To do
From the entries that follow, list every line in which the string "JSON" appears.

============

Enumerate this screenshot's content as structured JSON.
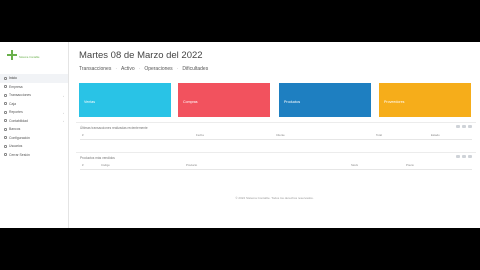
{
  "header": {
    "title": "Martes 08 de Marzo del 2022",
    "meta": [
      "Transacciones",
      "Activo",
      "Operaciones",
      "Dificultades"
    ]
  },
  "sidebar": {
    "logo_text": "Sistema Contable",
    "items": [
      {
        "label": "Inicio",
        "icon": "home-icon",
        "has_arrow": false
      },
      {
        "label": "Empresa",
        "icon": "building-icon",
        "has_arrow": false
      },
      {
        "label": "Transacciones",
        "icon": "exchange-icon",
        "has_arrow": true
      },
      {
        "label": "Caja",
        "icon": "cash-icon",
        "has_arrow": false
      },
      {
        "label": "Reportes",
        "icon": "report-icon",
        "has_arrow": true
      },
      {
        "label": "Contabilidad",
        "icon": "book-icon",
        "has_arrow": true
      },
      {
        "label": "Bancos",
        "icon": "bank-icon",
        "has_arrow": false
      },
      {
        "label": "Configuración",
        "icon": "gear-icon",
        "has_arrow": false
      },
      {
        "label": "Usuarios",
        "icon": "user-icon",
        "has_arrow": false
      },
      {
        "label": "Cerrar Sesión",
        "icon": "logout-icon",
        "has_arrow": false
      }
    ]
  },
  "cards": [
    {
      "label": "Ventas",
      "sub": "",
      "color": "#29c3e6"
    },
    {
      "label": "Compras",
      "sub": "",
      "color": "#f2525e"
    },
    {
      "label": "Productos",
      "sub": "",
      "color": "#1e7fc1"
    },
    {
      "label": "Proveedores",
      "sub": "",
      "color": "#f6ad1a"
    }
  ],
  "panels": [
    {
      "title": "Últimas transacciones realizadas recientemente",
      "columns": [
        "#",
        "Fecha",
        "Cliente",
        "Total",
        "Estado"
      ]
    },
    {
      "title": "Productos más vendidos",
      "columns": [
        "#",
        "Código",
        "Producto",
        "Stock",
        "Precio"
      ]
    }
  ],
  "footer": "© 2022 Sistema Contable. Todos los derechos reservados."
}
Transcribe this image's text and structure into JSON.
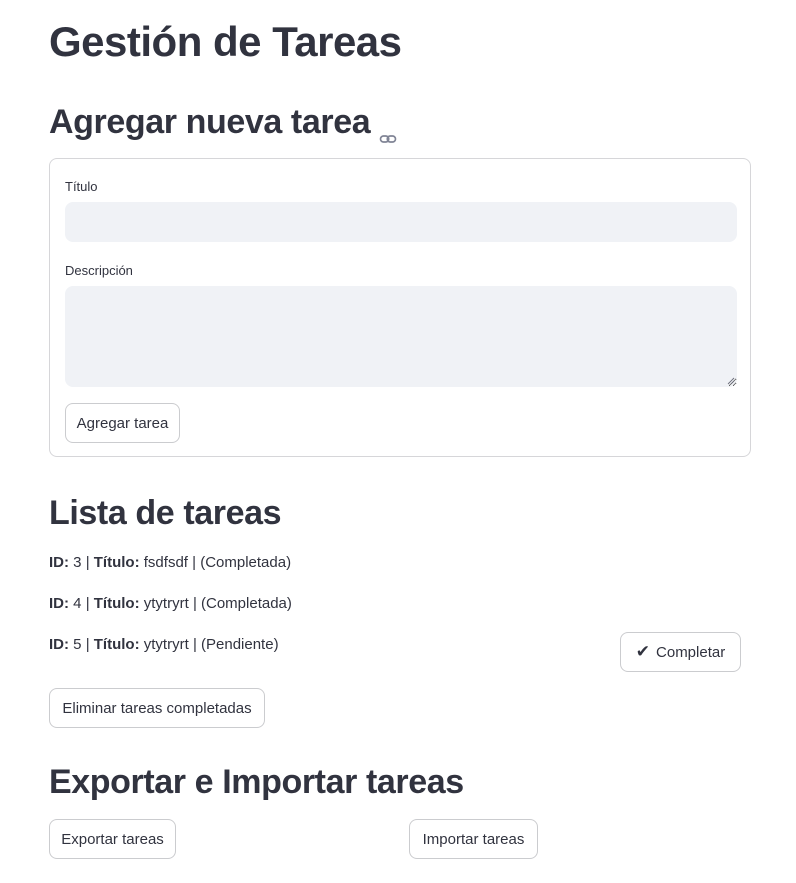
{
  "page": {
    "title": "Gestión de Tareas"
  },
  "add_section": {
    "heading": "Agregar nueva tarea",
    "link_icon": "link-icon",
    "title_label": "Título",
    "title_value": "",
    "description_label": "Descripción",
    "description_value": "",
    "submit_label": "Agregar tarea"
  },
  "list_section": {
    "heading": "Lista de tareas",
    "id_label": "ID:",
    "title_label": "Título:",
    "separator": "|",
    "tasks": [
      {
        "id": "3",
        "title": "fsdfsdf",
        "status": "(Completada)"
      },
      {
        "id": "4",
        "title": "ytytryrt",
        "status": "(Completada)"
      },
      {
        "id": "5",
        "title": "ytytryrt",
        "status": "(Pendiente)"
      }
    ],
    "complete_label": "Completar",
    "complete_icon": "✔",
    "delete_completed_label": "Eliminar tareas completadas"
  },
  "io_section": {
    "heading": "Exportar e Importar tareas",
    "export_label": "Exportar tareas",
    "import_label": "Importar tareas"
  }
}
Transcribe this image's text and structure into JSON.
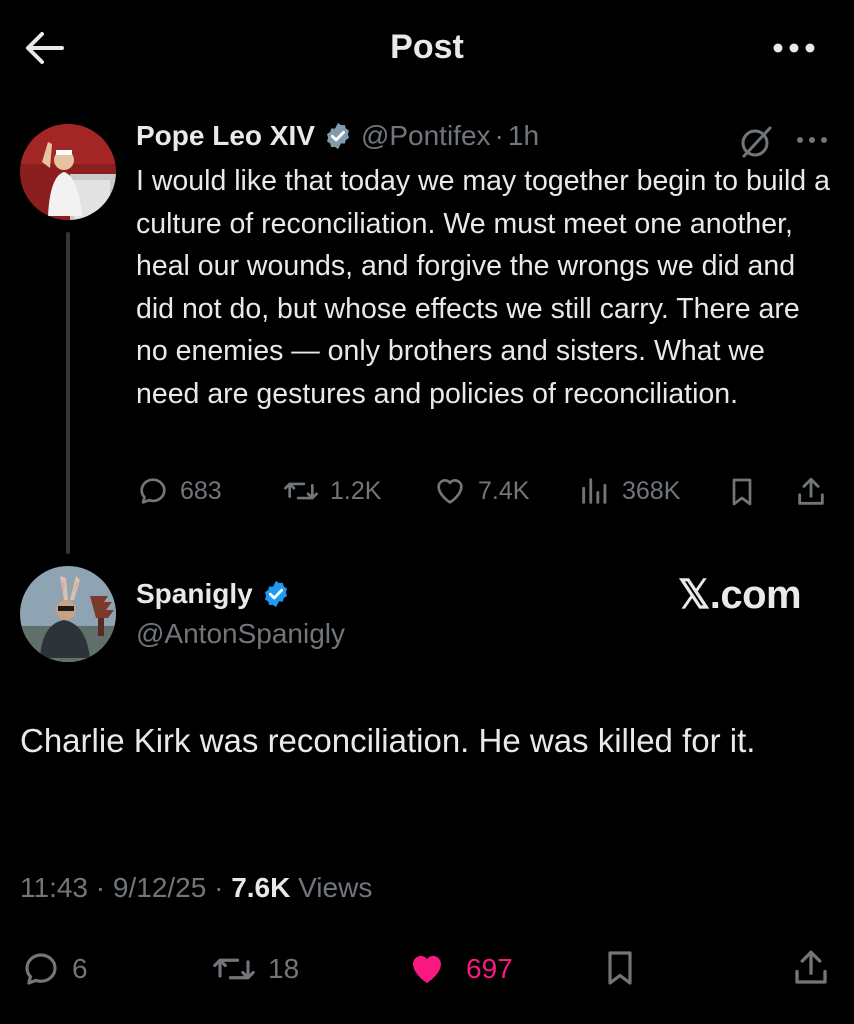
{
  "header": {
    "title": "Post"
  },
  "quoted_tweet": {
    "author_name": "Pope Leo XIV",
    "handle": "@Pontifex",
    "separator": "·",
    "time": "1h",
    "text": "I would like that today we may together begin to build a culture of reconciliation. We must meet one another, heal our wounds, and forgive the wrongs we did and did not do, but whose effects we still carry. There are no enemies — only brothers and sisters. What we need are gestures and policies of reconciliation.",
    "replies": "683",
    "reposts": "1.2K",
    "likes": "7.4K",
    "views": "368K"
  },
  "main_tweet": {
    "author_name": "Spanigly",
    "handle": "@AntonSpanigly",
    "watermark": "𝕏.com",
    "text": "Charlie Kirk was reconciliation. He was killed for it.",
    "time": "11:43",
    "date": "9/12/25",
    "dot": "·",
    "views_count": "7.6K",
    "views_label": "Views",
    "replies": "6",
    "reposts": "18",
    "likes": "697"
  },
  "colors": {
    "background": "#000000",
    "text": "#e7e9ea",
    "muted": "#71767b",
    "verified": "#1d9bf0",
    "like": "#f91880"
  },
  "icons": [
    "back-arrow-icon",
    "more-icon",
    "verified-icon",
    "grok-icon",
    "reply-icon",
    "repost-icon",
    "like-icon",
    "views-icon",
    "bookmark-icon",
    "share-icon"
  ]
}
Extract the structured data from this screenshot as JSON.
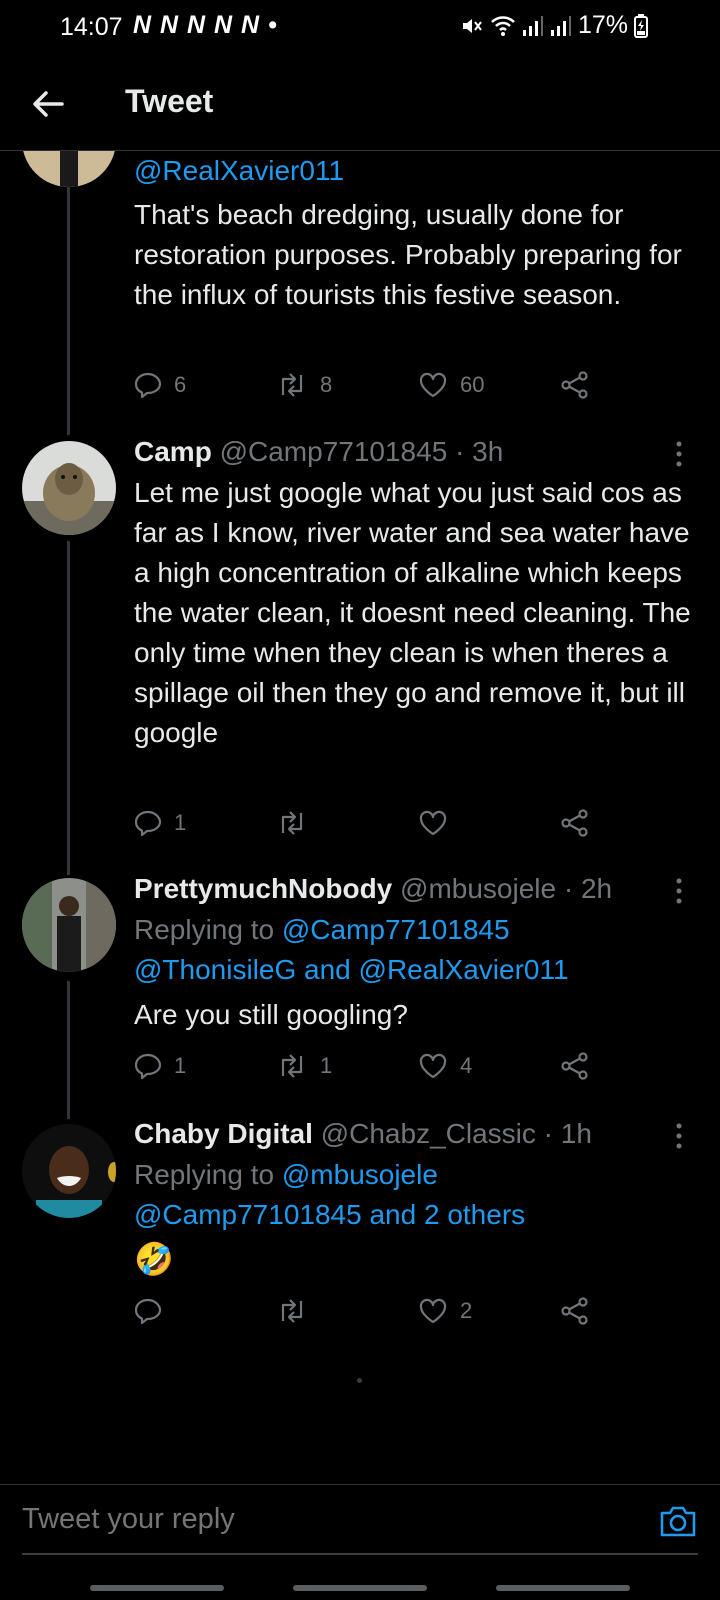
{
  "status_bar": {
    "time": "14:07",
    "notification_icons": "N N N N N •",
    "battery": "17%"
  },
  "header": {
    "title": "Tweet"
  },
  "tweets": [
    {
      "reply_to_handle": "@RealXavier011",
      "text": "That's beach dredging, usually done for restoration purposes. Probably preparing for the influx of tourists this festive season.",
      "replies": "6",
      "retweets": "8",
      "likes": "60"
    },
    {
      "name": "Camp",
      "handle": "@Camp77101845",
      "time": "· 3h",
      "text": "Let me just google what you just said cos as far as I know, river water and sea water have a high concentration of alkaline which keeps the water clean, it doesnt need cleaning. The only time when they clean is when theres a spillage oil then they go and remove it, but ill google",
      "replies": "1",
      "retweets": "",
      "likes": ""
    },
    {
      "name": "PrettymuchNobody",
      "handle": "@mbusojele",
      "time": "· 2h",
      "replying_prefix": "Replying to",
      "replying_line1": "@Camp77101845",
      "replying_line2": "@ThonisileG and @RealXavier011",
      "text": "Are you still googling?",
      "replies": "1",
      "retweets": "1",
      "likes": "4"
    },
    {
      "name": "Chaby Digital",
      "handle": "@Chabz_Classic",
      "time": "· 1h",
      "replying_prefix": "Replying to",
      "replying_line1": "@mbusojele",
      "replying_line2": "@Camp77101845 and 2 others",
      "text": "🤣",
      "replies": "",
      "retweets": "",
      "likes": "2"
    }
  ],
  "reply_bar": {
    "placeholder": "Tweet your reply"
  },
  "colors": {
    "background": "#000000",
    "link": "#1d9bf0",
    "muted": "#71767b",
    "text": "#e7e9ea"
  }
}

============

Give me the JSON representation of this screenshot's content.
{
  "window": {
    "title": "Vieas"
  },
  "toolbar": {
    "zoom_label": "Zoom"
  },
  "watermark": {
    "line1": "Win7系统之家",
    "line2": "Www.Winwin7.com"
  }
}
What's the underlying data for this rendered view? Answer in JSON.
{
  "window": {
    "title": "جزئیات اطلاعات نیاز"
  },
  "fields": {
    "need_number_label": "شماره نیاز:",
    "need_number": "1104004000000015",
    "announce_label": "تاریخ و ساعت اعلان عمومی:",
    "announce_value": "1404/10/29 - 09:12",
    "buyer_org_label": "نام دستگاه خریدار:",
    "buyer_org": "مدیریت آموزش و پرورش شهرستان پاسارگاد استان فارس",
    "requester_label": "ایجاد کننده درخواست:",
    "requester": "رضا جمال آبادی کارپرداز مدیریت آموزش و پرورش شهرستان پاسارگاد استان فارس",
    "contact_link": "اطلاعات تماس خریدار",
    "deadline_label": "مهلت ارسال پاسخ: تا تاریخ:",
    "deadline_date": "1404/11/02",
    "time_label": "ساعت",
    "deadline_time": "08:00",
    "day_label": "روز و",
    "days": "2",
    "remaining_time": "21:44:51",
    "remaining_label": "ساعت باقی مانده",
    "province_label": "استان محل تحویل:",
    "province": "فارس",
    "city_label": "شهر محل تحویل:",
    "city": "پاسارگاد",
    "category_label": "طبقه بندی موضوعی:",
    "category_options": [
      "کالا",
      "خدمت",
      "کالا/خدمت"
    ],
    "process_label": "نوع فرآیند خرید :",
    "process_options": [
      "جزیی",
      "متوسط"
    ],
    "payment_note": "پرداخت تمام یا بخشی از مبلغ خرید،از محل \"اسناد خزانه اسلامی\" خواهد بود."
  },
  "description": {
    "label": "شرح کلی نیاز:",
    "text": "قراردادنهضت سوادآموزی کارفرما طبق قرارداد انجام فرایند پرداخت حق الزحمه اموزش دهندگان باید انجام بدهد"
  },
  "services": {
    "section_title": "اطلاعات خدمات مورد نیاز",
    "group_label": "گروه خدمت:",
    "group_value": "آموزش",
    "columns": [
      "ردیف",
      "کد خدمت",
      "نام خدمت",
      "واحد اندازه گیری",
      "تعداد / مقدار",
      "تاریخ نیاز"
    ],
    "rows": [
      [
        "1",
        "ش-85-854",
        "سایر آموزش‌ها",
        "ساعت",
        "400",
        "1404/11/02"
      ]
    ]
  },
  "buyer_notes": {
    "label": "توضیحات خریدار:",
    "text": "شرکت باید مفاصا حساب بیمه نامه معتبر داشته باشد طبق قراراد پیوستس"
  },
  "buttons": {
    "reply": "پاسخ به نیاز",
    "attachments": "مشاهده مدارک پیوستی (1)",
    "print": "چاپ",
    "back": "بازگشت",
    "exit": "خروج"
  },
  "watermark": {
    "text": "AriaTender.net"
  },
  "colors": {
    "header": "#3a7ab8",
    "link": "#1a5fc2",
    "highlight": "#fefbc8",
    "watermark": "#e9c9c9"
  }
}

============

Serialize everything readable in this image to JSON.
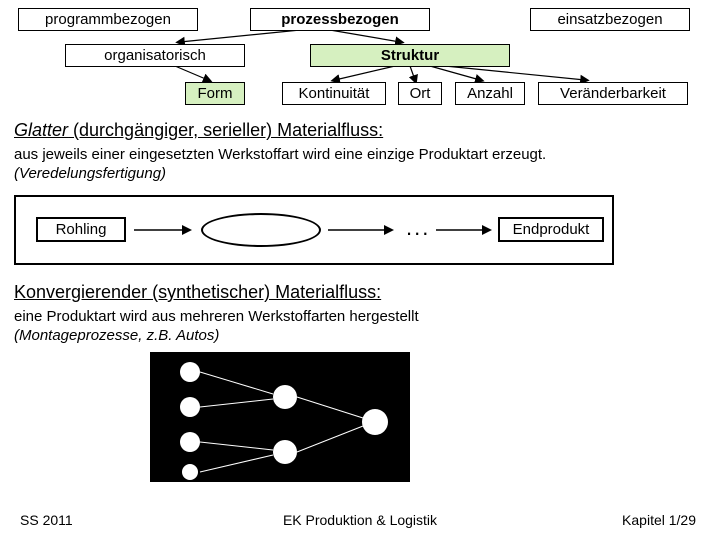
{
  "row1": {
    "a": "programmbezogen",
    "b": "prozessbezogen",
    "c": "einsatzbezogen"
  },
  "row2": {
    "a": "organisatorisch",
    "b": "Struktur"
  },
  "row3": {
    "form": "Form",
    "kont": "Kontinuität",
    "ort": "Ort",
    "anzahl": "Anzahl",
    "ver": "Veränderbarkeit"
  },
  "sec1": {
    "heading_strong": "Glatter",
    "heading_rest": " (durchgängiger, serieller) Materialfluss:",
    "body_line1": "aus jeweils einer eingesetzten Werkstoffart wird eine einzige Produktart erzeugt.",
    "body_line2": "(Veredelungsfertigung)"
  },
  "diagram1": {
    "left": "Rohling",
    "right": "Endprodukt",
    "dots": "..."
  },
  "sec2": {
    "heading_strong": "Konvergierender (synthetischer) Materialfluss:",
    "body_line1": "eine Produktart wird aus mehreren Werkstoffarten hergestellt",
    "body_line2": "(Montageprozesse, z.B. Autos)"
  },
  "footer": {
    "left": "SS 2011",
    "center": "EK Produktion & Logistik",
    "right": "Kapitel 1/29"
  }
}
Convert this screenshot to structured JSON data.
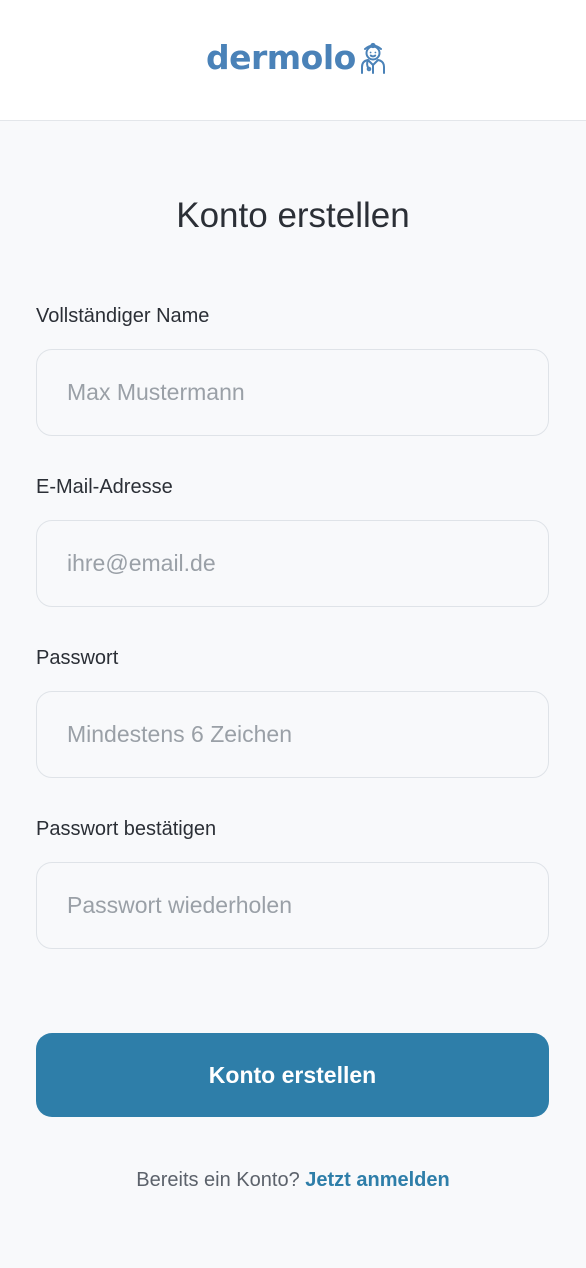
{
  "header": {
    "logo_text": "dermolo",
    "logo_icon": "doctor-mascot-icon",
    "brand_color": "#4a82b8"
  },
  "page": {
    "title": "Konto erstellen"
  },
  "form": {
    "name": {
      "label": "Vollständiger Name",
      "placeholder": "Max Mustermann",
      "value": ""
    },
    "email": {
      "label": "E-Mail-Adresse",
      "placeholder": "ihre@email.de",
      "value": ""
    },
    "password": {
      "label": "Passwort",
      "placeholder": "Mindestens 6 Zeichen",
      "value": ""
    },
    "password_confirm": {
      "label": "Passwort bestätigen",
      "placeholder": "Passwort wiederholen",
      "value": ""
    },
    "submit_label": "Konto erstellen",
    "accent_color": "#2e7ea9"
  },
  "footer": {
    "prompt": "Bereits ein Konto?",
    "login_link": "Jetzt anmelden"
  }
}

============

Completed exercise
Enumerate this screenshot's content as structured JSON.
Transcribe this image's text and structure into JSON.
Transcribe this image's text and structure into JSON.
Extract the structured data from this screenshot as JSON.
Give me the JSON representation of this screenshot's content.
What's the underlying data for this rendered view? Answer in JSON.
Serialize everything readable in this image to JSON.
Convert this screenshot to structured JSON data.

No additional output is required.